## What is expected
Search the records for "JSON". Report every line where it occurs.

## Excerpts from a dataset

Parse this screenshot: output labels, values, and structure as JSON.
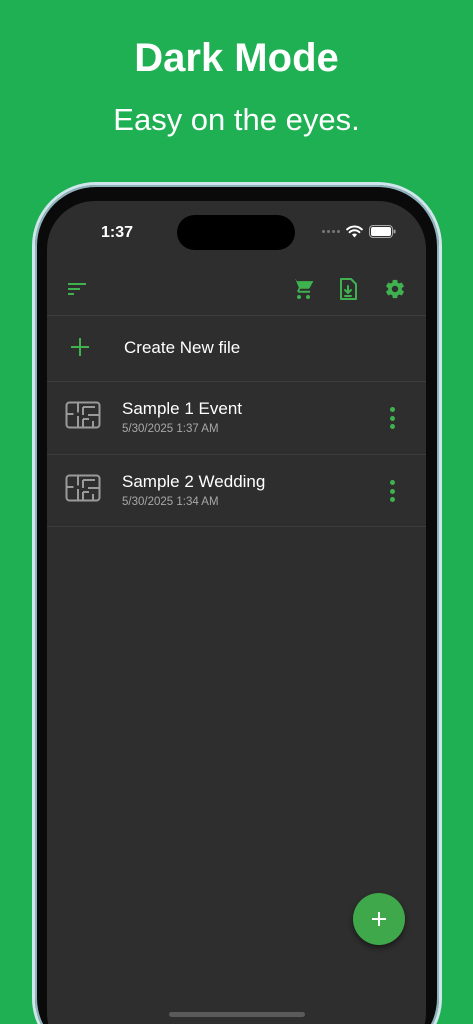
{
  "promo": {
    "title": "Dark Mode",
    "subtitle": "Easy on the eyes."
  },
  "status_bar": {
    "time": "1:37"
  },
  "toolbar": {
    "icons": [
      "sort-icon",
      "cart-icon",
      "import-file-icon",
      "gear-icon"
    ]
  },
  "create": {
    "label": "Create New file"
  },
  "files": [
    {
      "name": "Sample 1 Event",
      "date": "5/30/2025 1:37 AM"
    },
    {
      "name": "Sample 2 Wedding",
      "date": "5/30/2025 1:34 AM"
    }
  ],
  "colors": {
    "brand_green": "#1eb053",
    "accent_green": "#3fb24f",
    "background": "#2e2e2e"
  }
}
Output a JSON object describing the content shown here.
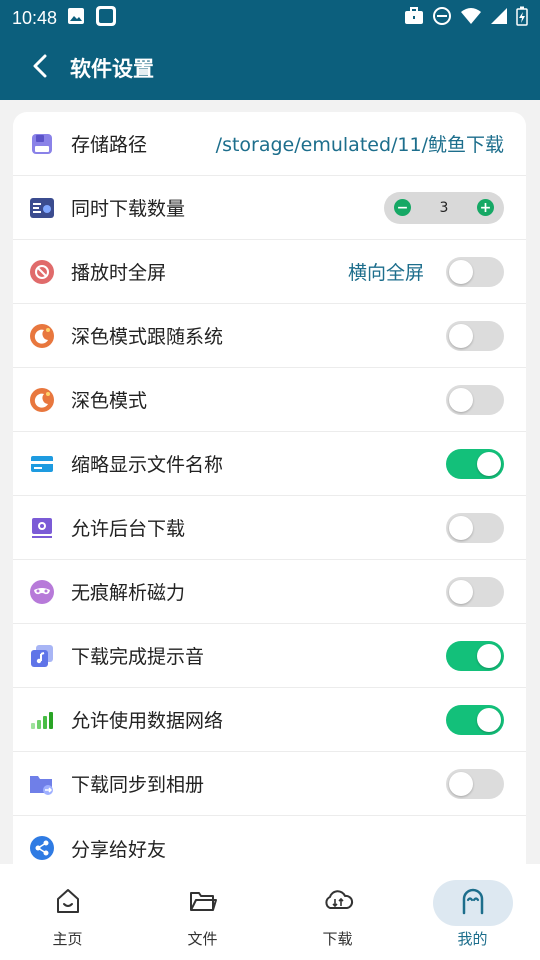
{
  "status_bar": {
    "time": "10:48",
    "left_icons": [
      "image-icon",
      "app-square-icon"
    ],
    "right_icons": [
      "briefcase-icon",
      "do-not-disturb-icon",
      "wifi-icon",
      "signal-icon",
      "battery-charging-icon"
    ]
  },
  "app_bar": {
    "title": "软件设置",
    "back_icon": "back-arrow-icon"
  },
  "settings": {
    "storage_path": {
      "label": "存储路径",
      "value": "/storage/emulated/11/鱿鱼下载",
      "icon": "storage-icon"
    },
    "concurrent_downloads": {
      "label": "同时下载数量",
      "value": "3",
      "minus": "−",
      "plus": "+",
      "icon": "download-count-icon"
    },
    "fullscreen_on_play": {
      "label": "播放时全屏",
      "value": "横向全屏",
      "on": false,
      "icon": "fullscreen-icon"
    },
    "dark_follow_system": {
      "label": "深色模式跟随系统",
      "on": false,
      "icon": "moon-icon"
    },
    "dark_mode": {
      "label": "深色模式",
      "on": false,
      "icon": "moon-icon"
    },
    "abbreviate_filenames": {
      "label": "缩略显示文件名称",
      "on": true,
      "icon": "card-icon"
    },
    "background_download": {
      "label": "允许后台下载",
      "on": false,
      "icon": "background-icon"
    },
    "incognito_magnet": {
      "label": "无痕解析磁力",
      "on": false,
      "icon": "mask-icon"
    },
    "download_complete_sound": {
      "label": "下载完成提示音",
      "on": true,
      "icon": "music-note-icon"
    },
    "allow_mobile_data": {
      "label": "允许使用数据网络",
      "on": true,
      "icon": "signal-bars-icon"
    },
    "sync_to_album": {
      "label": "下载同步到相册",
      "on": false,
      "icon": "folder-share-icon"
    },
    "share": {
      "label": "分享给好友",
      "icon": "share-icon"
    }
  },
  "bottom_nav": {
    "items": [
      {
        "label": "主页",
        "icon": "home-icon",
        "active": false
      },
      {
        "label": "文件",
        "icon": "folder-icon",
        "active": false
      },
      {
        "label": "下载",
        "icon": "cloud-download-icon",
        "active": false
      },
      {
        "label": "我的",
        "icon": "profile-icon",
        "active": true
      }
    ]
  },
  "colors": {
    "primary": "#0c5f7d",
    "accent_text": "#1d6e8c",
    "toggle_on": "#13c07a",
    "toggle_off": "#dcdcdc",
    "stepper_button": "#16a865"
  }
}
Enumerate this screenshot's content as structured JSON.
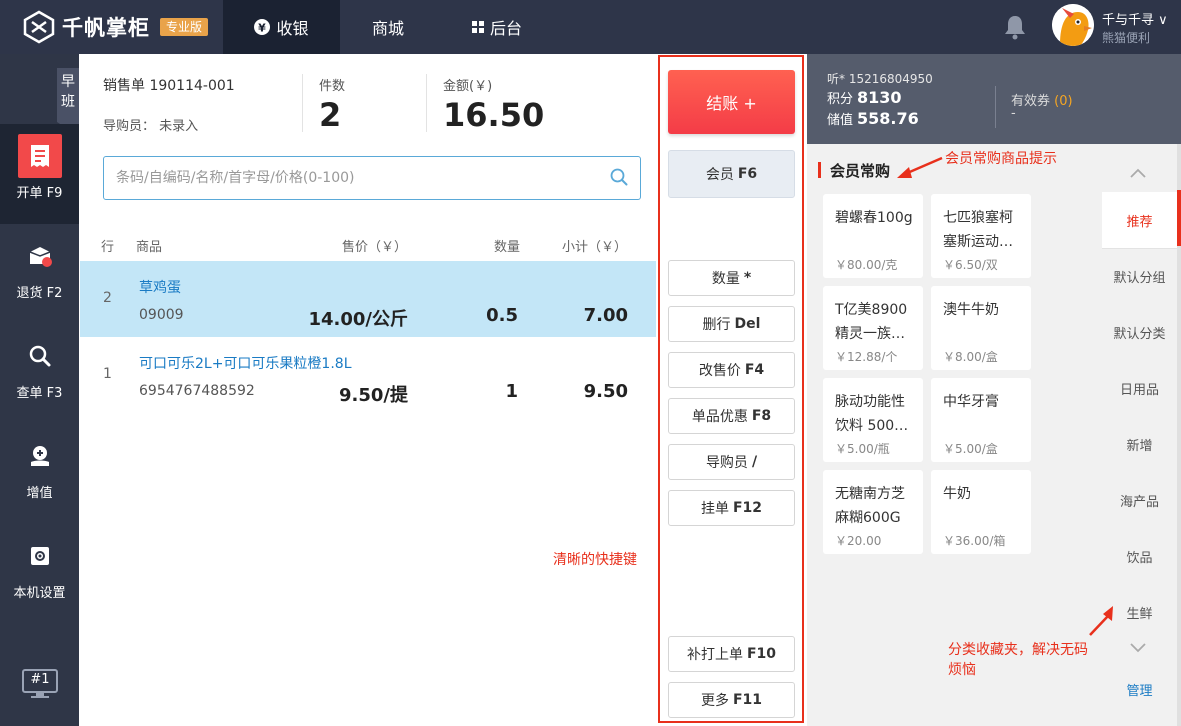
{
  "app": {
    "logo_text": "千帆掌柜",
    "edition": "专业版",
    "nav": [
      {
        "label": "收银",
        "active": true,
        "icon": "yen-circle-icon"
      },
      {
        "label": "商城",
        "active": false
      },
      {
        "label": "后台",
        "active": false,
        "icon": "grid-icon"
      }
    ],
    "user": {
      "name": "千与千寻",
      "store": "熊猫便利"
    }
  },
  "sidebar": {
    "shift": "早班",
    "items": [
      {
        "label": "开单 F9",
        "icon": "order-icon",
        "active": true
      },
      {
        "label": "退货 F2",
        "icon": "return-box-icon",
        "active": false
      },
      {
        "label": "查单 F3",
        "icon": "search-icon",
        "active": false
      },
      {
        "label": "增值",
        "icon": "value-added-icon",
        "active": false
      },
      {
        "label": "本机设置",
        "icon": "settings-icon",
        "active": false
      }
    ],
    "terminal": "#1"
  },
  "order": {
    "sales_no_label": "销售单 190114-001",
    "guide_label": "导购员： 未录入",
    "count_label": "件数",
    "count_value": "2",
    "amount_label": "金额(￥)",
    "amount_value": "16.50"
  },
  "search": {
    "placeholder": "条码/自编码/名称/首字母/价格(0-100)",
    "value": ""
  },
  "table": {
    "headers": {
      "row": "行",
      "product": "商品",
      "price": "售价（￥）",
      "qty": "数量",
      "subtotal": "小计（￥）"
    },
    "rows": [
      {
        "no": "2",
        "name": "草鸡蛋",
        "code": "09009",
        "price": "14.00/公斤",
        "qty": "0.5",
        "subtotal": "7.00",
        "selected": true
      },
      {
        "no": "1",
        "name": "可口可乐2L+可口可乐果粒橙1.8L",
        "code": "6954767488592",
        "price": "9.50/提",
        "qty": "1",
        "subtotal": "9.50",
        "selected": false
      }
    ]
  },
  "actions": {
    "checkout": "结账 +",
    "member": {
      "label": "会员",
      "key": "F6"
    },
    "buttons": [
      {
        "label": "数量",
        "key": "*"
      },
      {
        "label": "删行",
        "key": "Del"
      },
      {
        "label": "改售价",
        "key": "F4"
      },
      {
        "label": "单品优惠",
        "key": "F8"
      },
      {
        "label": "导购员",
        "key": "/"
      },
      {
        "label": "挂单",
        "key": "F12"
      }
    ],
    "bottom_buttons": [
      {
        "label": "补打上单",
        "key": "F10"
      },
      {
        "label": "更多",
        "key": "F11"
      }
    ]
  },
  "member_info": {
    "phone": "听* 15216804950",
    "points_label": "积分",
    "points": "8130",
    "stored_label": "储值",
    "stored": "558.76",
    "coupon_label": "有效券",
    "coupon_count": "(0)",
    "coupon_value": "-"
  },
  "frequent": {
    "title": "会员常购",
    "items": [
      {
        "name": "碧螺春100g",
        "price": "￥80.00/克"
      },
      {
        "name": "七匹狼塞柯塞斯运动…",
        "price": "￥6.50/双"
      },
      {
        "name": "T亿美8900精灵一族…",
        "price": "￥12.88/个"
      },
      {
        "name": "澳牛牛奶",
        "price": "￥8.00/盒"
      },
      {
        "name": "脉动功能性饮料 500…",
        "price": "￥5.00/瓶"
      },
      {
        "name": "中华牙膏",
        "price": "￥5.00/盒"
      },
      {
        "name": "无糖南方芝麻糊600G",
        "price": "￥20.00"
      },
      {
        "name": "牛奶",
        "price": "￥36.00/箱"
      }
    ]
  },
  "categories": {
    "items": [
      "推荐",
      "默认分组",
      "默认分类",
      "日用品",
      "新增",
      "海产品",
      "饮品",
      "生鲜"
    ],
    "active": "推荐",
    "manage": "管理"
  },
  "annotations": {
    "frequent_hint": "会员常购商品提示",
    "shortcut_hint": "清晰的快捷键",
    "category_hint": "分类收藏夹，解决无码烦恼"
  },
  "colors": {
    "topbar": "#2e3549",
    "sidebar": "#2f3647",
    "accent_red": "#f2494a",
    "selected_row": "#c3e6f7",
    "link_blue": "#1a7bc4",
    "coupon_orange": "#f5a623"
  }
}
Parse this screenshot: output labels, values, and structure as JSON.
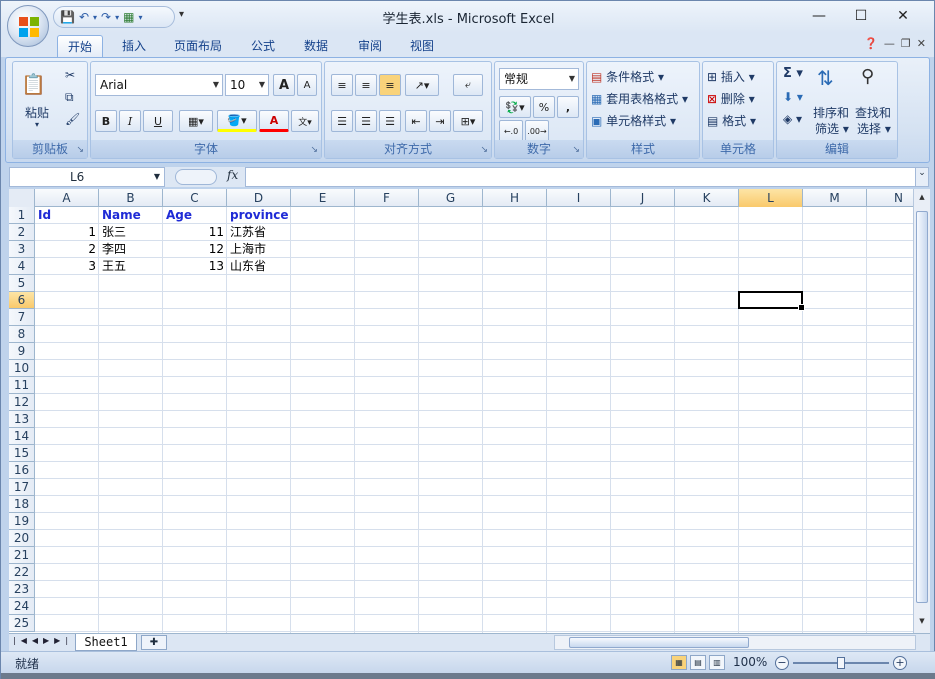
{
  "window": {
    "title": "学生表.xls - Microsoft Excel",
    "min": "—",
    "max": "☐",
    "close": "✕"
  },
  "ribbon": {
    "tabs": [
      "开始",
      "插入",
      "页面布局",
      "公式",
      "数据",
      "审阅",
      "视图"
    ],
    "active_tab": "开始",
    "groups": {
      "clipboard": {
        "label": "剪贴板",
        "paste": "粘贴"
      },
      "font": {
        "label": "字体",
        "font_name": "Arial",
        "font_size": "10",
        "bold": "B",
        "italic": "I",
        "underline": "U",
        "grow": "A",
        "shrink": "A",
        "font_color_letter": "A"
      },
      "alignment": {
        "label": "对齐方式"
      },
      "number": {
        "label": "数字",
        "format": "常规",
        "percent": "%",
        "comma": ","
      },
      "styles": {
        "label": "样式",
        "conditional": "条件格式",
        "table": "套用表格格式",
        "cell_styles": "单元格样式"
      },
      "cells": {
        "label": "单元格",
        "insert": "插入",
        "delete": "删除",
        "format": "格式"
      },
      "editing": {
        "label": "编辑",
        "sort": "排序和",
        "sort2": "筛选",
        "find": "查找和",
        "find2": "选择",
        "sigma": "Σ"
      }
    }
  },
  "formula_bar": {
    "name_box": "L6",
    "fx": "fx",
    "formula": ""
  },
  "sheet": {
    "columns": [
      "A",
      "B",
      "C",
      "D",
      "E",
      "F",
      "G",
      "H",
      "I",
      "J",
      "K",
      "L",
      "M",
      "N"
    ],
    "selected_column": "L",
    "row_numbers": [
      "1",
      "2",
      "3",
      "4",
      "5",
      "6",
      "7",
      "8",
      "9",
      "10",
      "11",
      "12",
      "13",
      "14",
      "15",
      "16",
      "17",
      "18",
      "19",
      "20",
      "21",
      "22",
      "23",
      "24",
      "25"
    ],
    "selected_row": "6",
    "header_row": [
      "Id",
      "Name",
      "Age",
      "province"
    ],
    "rows": [
      [
        "1",
        "张三",
        "11",
        "江苏省"
      ],
      [
        "2",
        "李四",
        "12",
        "上海市"
      ],
      [
        "3",
        "王五",
        "13",
        "山东省"
      ]
    ],
    "active_cell": "L6"
  },
  "sheet_tabs": {
    "tabs": [
      "Sheet1"
    ]
  },
  "status_bar": {
    "status": "就绪",
    "zoom": "100%"
  },
  "colors": {
    "header_text": "#1f2bd6",
    "selected_header": "#f9c96b",
    "ribbon_bg": "#d5e2f2"
  }
}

## Task solution
Parse this screenshot: output labels, values, and structure as JSON.
Output a JSON object describing the content shown here.
Enumerate this screenshot's content as structured JSON.
Parse this screenshot: output labels, values, and structure as JSON.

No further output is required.